### Records for the task ###

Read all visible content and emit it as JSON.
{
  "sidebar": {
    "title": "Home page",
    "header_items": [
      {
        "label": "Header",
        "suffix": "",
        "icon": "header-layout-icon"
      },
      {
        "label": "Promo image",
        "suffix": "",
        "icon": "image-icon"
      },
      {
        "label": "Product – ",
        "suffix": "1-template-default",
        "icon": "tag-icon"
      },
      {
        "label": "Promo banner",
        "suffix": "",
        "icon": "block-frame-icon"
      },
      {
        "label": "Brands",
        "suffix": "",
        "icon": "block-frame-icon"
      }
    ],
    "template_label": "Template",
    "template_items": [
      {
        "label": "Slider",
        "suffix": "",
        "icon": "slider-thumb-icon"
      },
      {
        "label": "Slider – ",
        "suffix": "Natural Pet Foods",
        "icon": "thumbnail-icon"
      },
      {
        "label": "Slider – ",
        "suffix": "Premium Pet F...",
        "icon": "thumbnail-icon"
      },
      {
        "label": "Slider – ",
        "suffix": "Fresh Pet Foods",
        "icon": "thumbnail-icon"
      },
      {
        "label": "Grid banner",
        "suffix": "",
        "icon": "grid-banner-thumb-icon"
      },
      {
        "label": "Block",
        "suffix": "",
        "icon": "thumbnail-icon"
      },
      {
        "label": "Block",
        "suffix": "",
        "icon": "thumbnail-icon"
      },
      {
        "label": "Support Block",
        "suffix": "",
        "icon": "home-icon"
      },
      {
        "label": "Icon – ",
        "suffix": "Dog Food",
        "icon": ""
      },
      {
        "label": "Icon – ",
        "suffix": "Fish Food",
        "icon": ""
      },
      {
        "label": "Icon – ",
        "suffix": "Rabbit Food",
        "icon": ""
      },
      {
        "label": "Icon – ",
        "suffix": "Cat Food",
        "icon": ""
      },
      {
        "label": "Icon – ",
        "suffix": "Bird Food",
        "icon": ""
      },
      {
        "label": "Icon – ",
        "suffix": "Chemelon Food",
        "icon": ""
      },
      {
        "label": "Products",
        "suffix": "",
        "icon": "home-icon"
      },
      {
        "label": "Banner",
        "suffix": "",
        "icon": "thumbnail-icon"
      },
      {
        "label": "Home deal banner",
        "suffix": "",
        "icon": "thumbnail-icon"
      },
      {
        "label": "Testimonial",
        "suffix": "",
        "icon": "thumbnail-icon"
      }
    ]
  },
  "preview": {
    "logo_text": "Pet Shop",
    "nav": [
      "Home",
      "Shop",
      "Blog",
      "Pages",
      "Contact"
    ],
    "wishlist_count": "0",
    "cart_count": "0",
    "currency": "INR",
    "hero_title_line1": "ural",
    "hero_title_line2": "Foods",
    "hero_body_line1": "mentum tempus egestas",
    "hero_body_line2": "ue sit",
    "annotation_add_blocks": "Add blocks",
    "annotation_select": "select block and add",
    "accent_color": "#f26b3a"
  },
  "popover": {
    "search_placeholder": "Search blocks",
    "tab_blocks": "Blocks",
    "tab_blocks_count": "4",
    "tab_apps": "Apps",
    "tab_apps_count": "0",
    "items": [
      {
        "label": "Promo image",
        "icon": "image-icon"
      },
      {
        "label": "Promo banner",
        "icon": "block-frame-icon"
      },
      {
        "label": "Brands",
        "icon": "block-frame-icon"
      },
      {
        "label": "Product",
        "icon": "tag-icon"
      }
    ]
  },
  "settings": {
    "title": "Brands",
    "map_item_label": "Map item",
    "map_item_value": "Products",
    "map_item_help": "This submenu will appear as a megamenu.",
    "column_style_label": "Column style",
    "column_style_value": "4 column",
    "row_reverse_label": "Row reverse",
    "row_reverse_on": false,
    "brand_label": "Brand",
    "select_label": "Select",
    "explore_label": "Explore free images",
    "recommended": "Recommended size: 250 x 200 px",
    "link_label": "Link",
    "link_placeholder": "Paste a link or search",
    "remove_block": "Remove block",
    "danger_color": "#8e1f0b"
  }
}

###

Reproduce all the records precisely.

Read all visible content and emit it as JSON.
{
  "sidebar": {
    "title": "Home page",
    "header_items": [
      {
        "label": "Header",
        "suffix": "",
        "icon": "header-layout-icon"
      },
      {
        "label": "Promo image",
        "suffix": "",
        "icon": "image-icon"
      },
      {
        "label": "Product – ",
        "suffix": "1-template-default",
        "icon": "tag-icon"
      },
      {
        "label": "Promo banner",
        "suffix": "",
        "icon": "block-frame-icon"
      },
      {
        "label": "Brands",
        "suffix": "",
        "icon": "block-frame-icon"
      }
    ],
    "template_label": "Template",
    "template_items": [
      {
        "label": "Slider",
        "suffix": "",
        "icon": "slider-thumb-icon"
      },
      {
        "label": "Slider – ",
        "suffix": "Natural Pet Foods",
        "icon": "thumbnail-icon"
      },
      {
        "label": "Slider – ",
        "suffix": "Premium Pet F...",
        "icon": "thumbnail-icon"
      },
      {
        "label": "Slider – ",
        "suffix": "Fresh Pet Foods",
        "icon": "thumbnail-icon"
      },
      {
        "label": "Grid banner",
        "suffix": "",
        "icon": "grid-banner-thumb-icon"
      },
      {
        "label": "Block",
        "suffix": "",
        "icon": "thumbnail-icon"
      },
      {
        "label": "Block",
        "suffix": "",
        "icon": "thumbnail-icon"
      },
      {
        "label": "Support Block",
        "suffix": "",
        "icon": "home-icon"
      },
      {
        "label": "Icon – ",
        "suffix": "Dog Food",
        "icon": ""
      },
      {
        "label": "Icon – ",
        "suffix": "Fish Food",
        "icon": ""
      },
      {
        "label": "Icon – ",
        "suffix": "Rabbit Food",
        "icon": ""
      },
      {
        "label": "Icon – ",
        "suffix": "Cat Food",
        "icon": ""
      },
      {
        "label": "Icon – ",
        "suffix": "Bird Food",
        "icon": ""
      },
      {
        "label": "Icon – ",
        "suffix": "Chemelon Food",
        "icon": ""
      },
      {
        "label": "Products",
        "suffix": "",
        "icon": "home-icon"
      },
      {
        "label": "Banner",
        "suffix": "",
        "icon": "thumbnail-icon"
      },
      {
        "label": "Home deal banner",
        "suffix": "",
        "icon": "thumbnail-icon"
      },
      {
        "label": "Testimonial",
        "suffix": "",
        "icon": "thumbnail-icon"
      }
    ]
  },
  "preview": {
    "logo_text": "Pet Shop",
    "nav": [
      "Home",
      "Shop",
      "Blog",
      "Pages",
      "Contact"
    ],
    "wishlist_count": "0",
    "cart_count": "0",
    "currency": "INR",
    "hero_title_line1": "ural",
    "hero_title_line2": "Foods",
    "hero_body_line1": "mentum tempus egestas",
    "hero_body_line2": "ue sit",
    "annotation_add_blocks": "Add blocks",
    "annotation_select": "select block and add",
    "accent_color": "#f26b3a"
  },
  "popover": {
    "search_placeholder": "Search blocks",
    "tab_blocks": "Blocks",
    "tab_blocks_count": "4",
    "tab_apps": "Apps",
    "tab_apps_count": "0",
    "items": [
      {
        "label": "Promo image",
        "icon": "image-icon"
      },
      {
        "label": "Promo banner",
        "icon": "block-frame-icon"
      },
      {
        "label": "Brands",
        "icon": "block-frame-icon"
      },
      {
        "label": "Product",
        "icon": "tag-icon"
      }
    ]
  },
  "settings": {
    "title": "Brands",
    "map_item_label": "Map item",
    "map_item_value": "Products",
    "map_item_help": "This submenu will appear as a megamenu.",
    "column_style_label": "Column style",
    "column_style_value": "4 column",
    "row_reverse_label": "Row reverse",
    "row_reverse_on": false,
    "brand_label": "Brand",
    "select_label": "Select",
    "explore_label": "Explore free images",
    "recommended": "Recommended size: 250 x 200 px",
    "link_label": "Link",
    "link_placeholder": "Paste a link or search",
    "remove_block": "Remove block",
    "danger_color": "#8e1f0b"
  }
}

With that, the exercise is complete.